Friday, Feb. 6, 2009
At nightfall, people at mid-northern latitudes can see the famous Belt of Orion – three stars in a short, straight row – about halfway between the southern horizon and straight overhead. Later at night, you’ll find Orion in the southwest.
Orion’s Belt lies midway between the Hunter’s two brightest luminaries: ruddy-hued Betelgeuse and blue-white Rigel (the lower right star on the chart).
Kids especially like Betelgeuse (BET-el-jews), because its name sounds so much like “beetle juice.” Perhaps kids like this star, too, because of its friendly grandfatherly presence. Betelgeuse’s ruddy complexion, as a matter of fact, indicates that our stellar friend is well into the autumn of its years. But Betelgeuse is no ordinary red star. It’s a magnificently rare, red supergiant. According to Professor Jim Kaler, there might be only one red supergiant star for every million or so stars in our Milky Way galaxy.
By the way, at this time of year, Betelgeuse’s constellation – Orion the Hunter – ascends to its highest point in the heavens in the evening, symbolically reaching the height of his powers. As night passes – with Earth turning eastward under the stars – Orion has its inevitable “fall,” shifting into the southwestern sky by late evening.
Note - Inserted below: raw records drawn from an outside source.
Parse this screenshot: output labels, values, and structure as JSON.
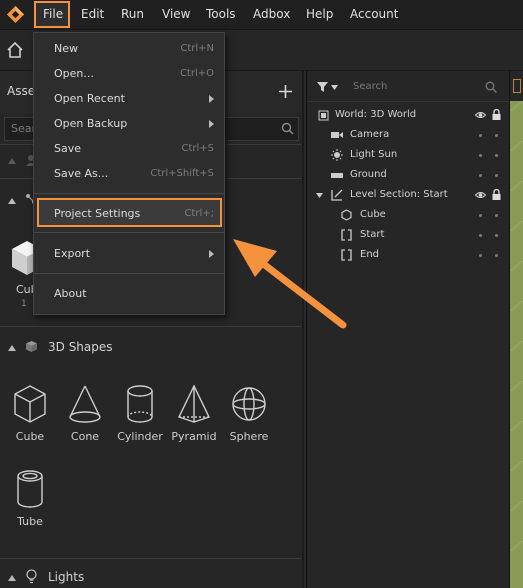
{
  "menubar": {
    "items": [
      "File",
      "Edit",
      "Run",
      "View",
      "Tools",
      "Adbox",
      "Help",
      "Account"
    ]
  },
  "assets_panel": {
    "title": "Asset",
    "search_placeholder": "Sear",
    "cube_label_partial": "Cub",
    "cube_sub_partial": "1"
  },
  "shapes_section": {
    "title": "3D Shapes",
    "items": [
      "Cube",
      "Cone",
      "Cylinder",
      "Pyramid",
      "Sphere",
      "Tube"
    ]
  },
  "lights_section": {
    "title": "Lights"
  },
  "scene_tree": {
    "search_placeholder": "Search",
    "rows": [
      "World: 3D World",
      "Camera",
      "Light Sun",
      "Ground",
      "Level Section: Start",
      "Cube",
      "Start",
      "End"
    ]
  },
  "file_menu": {
    "items": [
      {
        "label": "New",
        "shortcut": "Ctrl+N"
      },
      {
        "label": "Open...",
        "shortcut": "Ctrl+O"
      },
      {
        "label": "Open Recent",
        "shortcut": ""
      },
      {
        "label": "Open Backup",
        "shortcut": ""
      },
      {
        "label": "Save",
        "shortcut": "Ctrl+S"
      },
      {
        "label": "Save As...",
        "shortcut": "Ctrl+Shift+S"
      },
      {
        "label": "Project Settings",
        "shortcut": "Ctrl+;"
      },
      {
        "label": "Export",
        "shortcut": ""
      },
      {
        "label": "About",
        "shortcut": ""
      }
    ]
  },
  "colors": {
    "accent": "#f5923e",
    "viewport": "#8a9a57"
  }
}
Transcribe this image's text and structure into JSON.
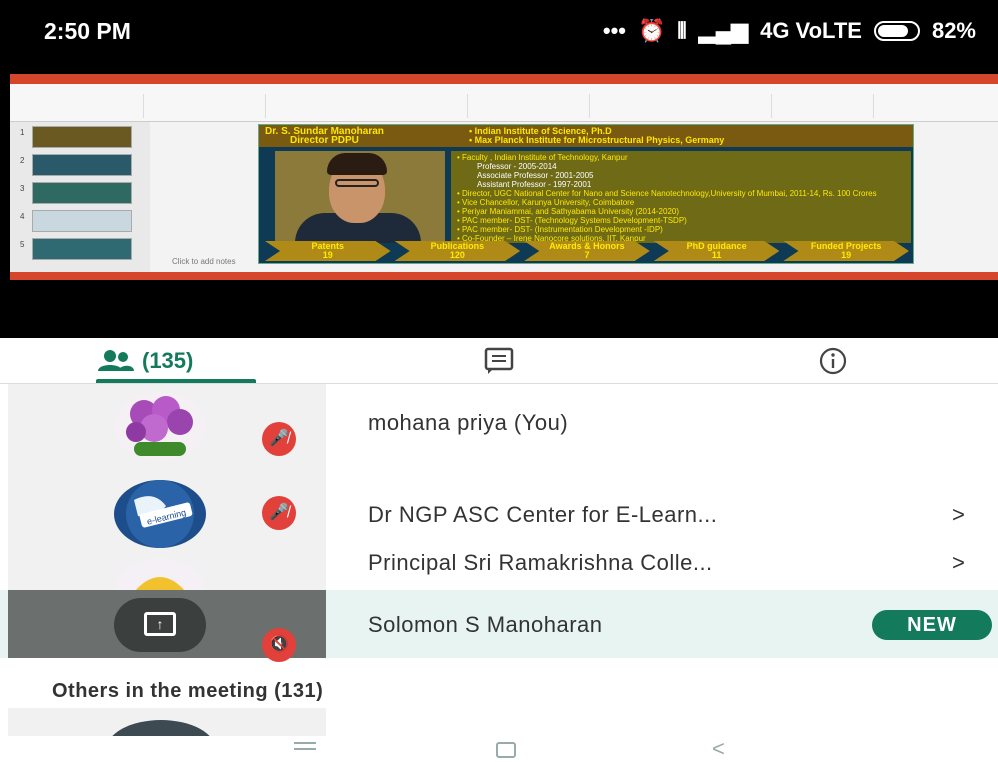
{
  "status_bar": {
    "time": "2:50 PM",
    "icons": [
      "more-dots-icon",
      "alarm-icon",
      "vibrate-icon",
      "signal-icon"
    ],
    "network": "4G VoLTE",
    "battery": "82%",
    "battery_level": 0.82
  },
  "slide": {
    "name_line1": "Dr. S. Sundar Manoharan",
    "name_line2": "Director PDPU",
    "edu_line1": "• Indian Institute of Science, Ph.D",
    "edu_line2": "• Max Planck Institute for Microstructural Physics, Germany",
    "bullets": [
      {
        "text": "• Faculty , Indian Institute of Technology, Kanpur",
        "sub": false
      },
      {
        "text": "Professor - 2005-2014",
        "sub": true
      },
      {
        "text": "Associate Professor - 2001-2005",
        "sub": true
      },
      {
        "text": "Assistant Professor - 1997-2001",
        "sub": true
      },
      {
        "text": "• Director, UGC National Center for Nano and Science Nanotechnology,University of Mumbai, 2011-14, Rs. 100 Crores",
        "sub": false
      },
      {
        "text": "• Vice Chancellor, Karunya University, Coimbatore",
        "sub": false
      },
      {
        "text": "• Periyar Maniammai, and Sathyabama University (2014-2020)",
        "sub": false
      },
      {
        "text": "• PAC member- DST- (Technology Systems Development-TSDP)",
        "sub": false
      },
      {
        "text": "• PAC member- DST- (Instrumentation Development -IDP)",
        "sub": false
      },
      {
        "text": "• Co-Founder – Irene Nanocore solutions, IIT, Kanpur",
        "sub": false
      }
    ],
    "stats": [
      {
        "label": "Patents",
        "value": "19"
      },
      {
        "label": "Publications",
        "value": "120"
      },
      {
        "label": "Awards & Honors",
        "value": "7"
      },
      {
        "label": "PhD guidance",
        "value": "11"
      },
      {
        "label": "Funded Projects",
        "value": "19"
      }
    ],
    "notes_placeholder": "Click to add notes"
  },
  "tabs": {
    "people_count": "(135)",
    "people_icon": "people-icon",
    "chat_icon": "chat-icon",
    "info_icon": "info-icon"
  },
  "participants": [
    {
      "name": "mohana priya (You)",
      "icon": "mic-off-icon",
      "chevron": ""
    },
    {
      "name": "Dr NGP ASC Center for E-Learn...",
      "icon": "mic-off-icon",
      "chevron": ">"
    },
    {
      "name": "Principal Sri Ramakrishna Colle...",
      "icon": "more-dots-icon",
      "chevron": ">"
    },
    {
      "name": "Solomon S Manoharan",
      "icon": "volume-off-icon",
      "badge": "NEW"
    }
  ],
  "presenting_icon": "present-screen-icon",
  "others": {
    "label": "Others in the meeting (131)"
  },
  "nav": {
    "menu_icon": "menu-icon",
    "home_icon": "home-icon",
    "back_icon": "back-icon"
  },
  "colors": {
    "accent": "#137a5c",
    "mute_red": "#e2403a",
    "active_row": "#e8f4f1"
  }
}
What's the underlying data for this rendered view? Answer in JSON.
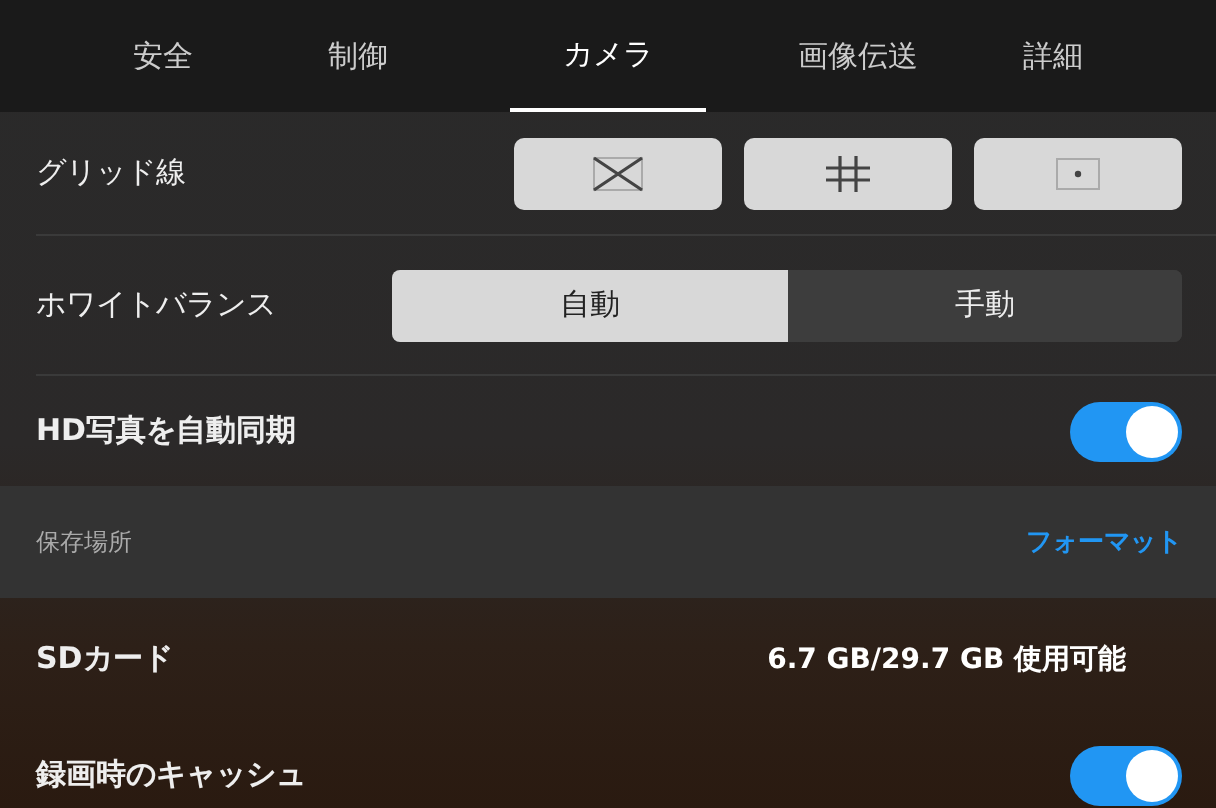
{
  "tabs": [
    {
      "label": "安全",
      "selected": false
    },
    {
      "label": "制御",
      "selected": false
    },
    {
      "label": "カメラ",
      "selected": true
    },
    {
      "label": "画像伝送",
      "selected": false
    },
    {
      "label": "詳細",
      "selected": false
    }
  ],
  "rows": [
    {
      "kind": "grid",
      "label": "グリッド線",
      "options": [
        {
          "kind": "diagonal"
        },
        {
          "kind": "thirds"
        },
        {
          "kind": "center"
        }
      ]
    },
    {
      "kind": "segmented",
      "label": "ホワイトバランス",
      "options": [
        {
          "label": "自動",
          "selected": true
        },
        {
          "label": "手動",
          "selected": false
        }
      ]
    },
    {
      "kind": "toggle",
      "label": "HD写真を自動同期",
      "on": true
    },
    {
      "kind": "section",
      "label": "保存場所",
      "action": "フォーマット"
    },
    {
      "kind": "info",
      "label": "SDカード",
      "value": "6.7 GB/29.7 GB 使用可能"
    },
    {
      "kind": "toggle",
      "label": "録画時のキャッシュ",
      "on": true
    }
  ]
}
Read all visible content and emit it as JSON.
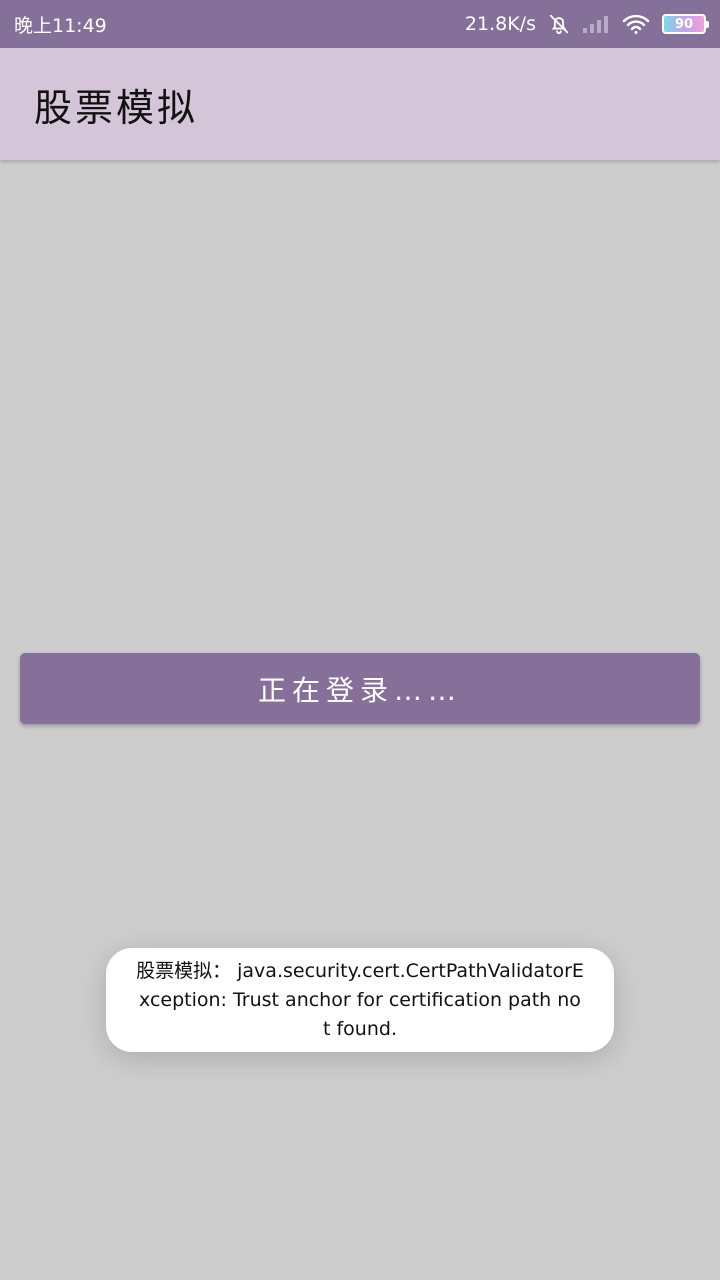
{
  "status_bar": {
    "time": "晚上11:49",
    "network_speed": "21.8K/s",
    "battery_level": "90",
    "icons": [
      "bell-off-icon",
      "signal-icon",
      "wifi-icon",
      "battery-icon"
    ],
    "background_color": "#85709a"
  },
  "app_bar": {
    "title": "股票模拟",
    "background_color": "#d4c5d8"
  },
  "main": {
    "login_button_label": "正在登录……",
    "button_color": "#86709a",
    "background_color": "#cdcdcd"
  },
  "toast": {
    "message": "股票模拟： java.security.cert.CertPathValidatorException: Trust anchor for certification path not found."
  }
}
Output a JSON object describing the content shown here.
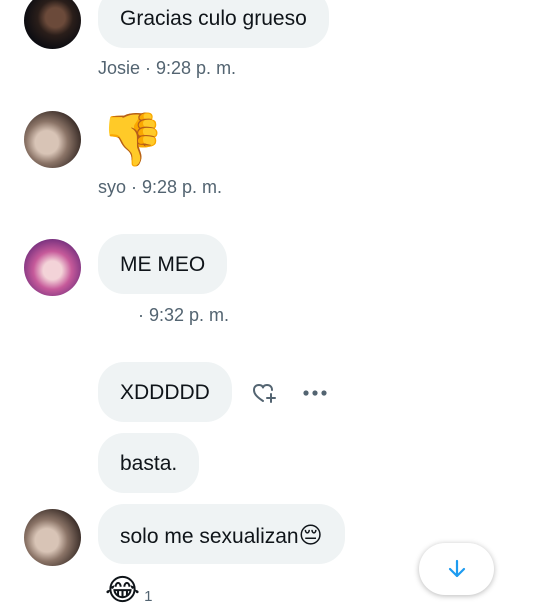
{
  "messages": [
    {
      "author": "Josie",
      "text": "Gracias culo grueso",
      "time": "9:28 p. m."
    },
    {
      "author": "syo",
      "emoji": "👎",
      "time": "9:28 p. m."
    },
    {
      "author": "",
      "text": "ME MEO",
      "time": "9:32 p. m."
    },
    {
      "text": "XDDDDD"
    },
    {
      "text": "basta."
    },
    {
      "text": "solo me sexualizan",
      "emoji": "😔",
      "reaction": {
        "emoji": "😂",
        "count": "1"
      }
    }
  ],
  "meta": {
    "josie": "Josie · 9:28 p. m.",
    "syo": "syo · 9:28 p. m.",
    "third": "· 9:32 p. m."
  },
  "icons": {
    "react": "heart-plus-icon",
    "more": "more-icon",
    "scroll": "arrow-down-icon"
  },
  "colors": {
    "bubble": "#eff3f4",
    "meta": "#536471",
    "accent": "#1d9bf0"
  }
}
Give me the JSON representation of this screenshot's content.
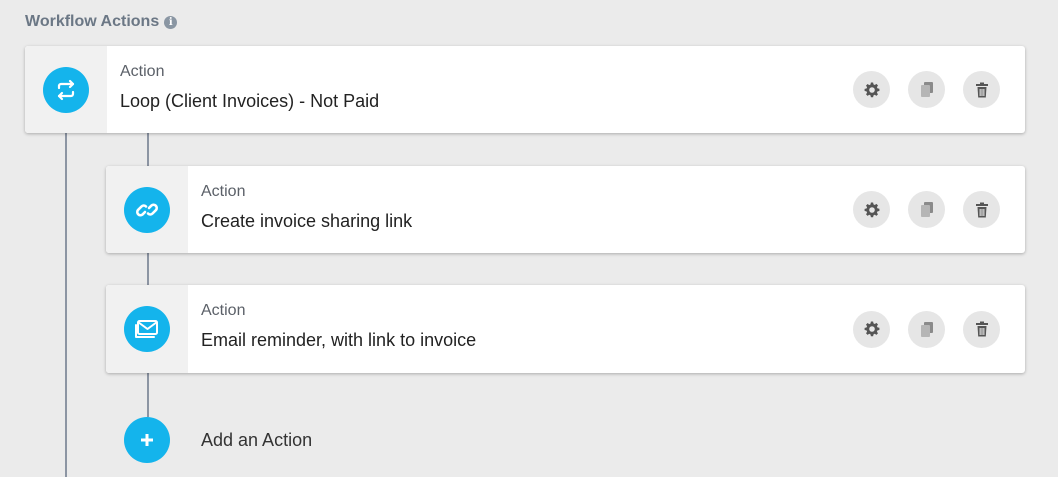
{
  "header": {
    "title": "Workflow Actions",
    "info_icon": "info-icon"
  },
  "actions": [
    {
      "kind": "Action",
      "title": "Loop (Client Invoices) - Not Paid",
      "icon": "loop-icon"
    },
    {
      "kind": "Action",
      "title": "Create invoice sharing link",
      "icon": "link-icon"
    },
    {
      "kind": "Action",
      "title": "Email reminder, with link to invoice",
      "icon": "email-icon"
    }
  ],
  "add_action": {
    "label": "Add an Action",
    "icon": "plus-icon"
  },
  "colors": {
    "accent": "#14b4ec",
    "connector": "#8c95a3",
    "background": "#ebebeb"
  }
}
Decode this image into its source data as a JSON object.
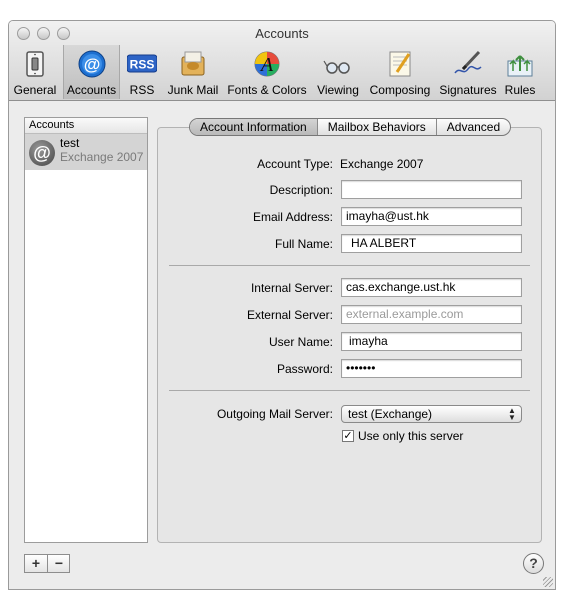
{
  "window": {
    "title": "Accounts"
  },
  "toolbar": {
    "items": [
      {
        "label": "General",
        "icon": "light-switch-icon"
      },
      {
        "label": "Accounts",
        "icon": "at-sign-icon",
        "selected": true
      },
      {
        "label": "RSS",
        "icon": "rss-badge-icon"
      },
      {
        "label": "Junk Mail",
        "icon": "junk-mail-icon"
      },
      {
        "label": "Fonts & Colors",
        "icon": "fonts-colors-icon"
      },
      {
        "label": "Viewing",
        "icon": "glasses-icon"
      },
      {
        "label": "Composing",
        "icon": "pencil-paper-icon"
      },
      {
        "label": "Signatures",
        "icon": "signature-pen-icon"
      },
      {
        "label": "Rules",
        "icon": "rules-arrows-icon"
      }
    ],
    "rss_badge": "RSS",
    "at_symbol": "@"
  },
  "sidebar": {
    "header": "Accounts",
    "accounts": [
      {
        "name": "test",
        "type": "Exchange 2007"
      }
    ]
  },
  "tabs": [
    {
      "label": "Account Information",
      "active": true
    },
    {
      "label": "Mailbox Behaviors",
      "active": false
    },
    {
      "label": "Advanced",
      "active": false
    }
  ],
  "form": {
    "account_type": {
      "label": "Account Type:",
      "value": "Exchange 2007"
    },
    "description": {
      "label": "Description:",
      "value": ""
    },
    "email": {
      "label": "Email Address:",
      "value": "imayha@ust.hk"
    },
    "full_name": {
      "label": "Full Name:",
      "value": "HA ALBERT"
    },
    "internal_server": {
      "label": "Internal Server:",
      "value": "cas.exchange.ust.hk"
    },
    "external_server": {
      "label": "External Server:",
      "value": "",
      "placeholder": "external.example.com"
    },
    "user_name": {
      "label": "User Name:",
      "value": "imayha"
    },
    "password": {
      "label": "Password:",
      "value": "•••••••"
    },
    "outgoing": {
      "label": "Outgoing Mail Server:",
      "value": "test (Exchange)"
    },
    "use_only": {
      "label": "Use only this server",
      "checked": true
    }
  },
  "bottom": {
    "add": "+",
    "remove": "−",
    "help": "?"
  }
}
Orion slowly heads westward throughout the evening hours and will plunge beneath your western horizon in the wee hours after midnight.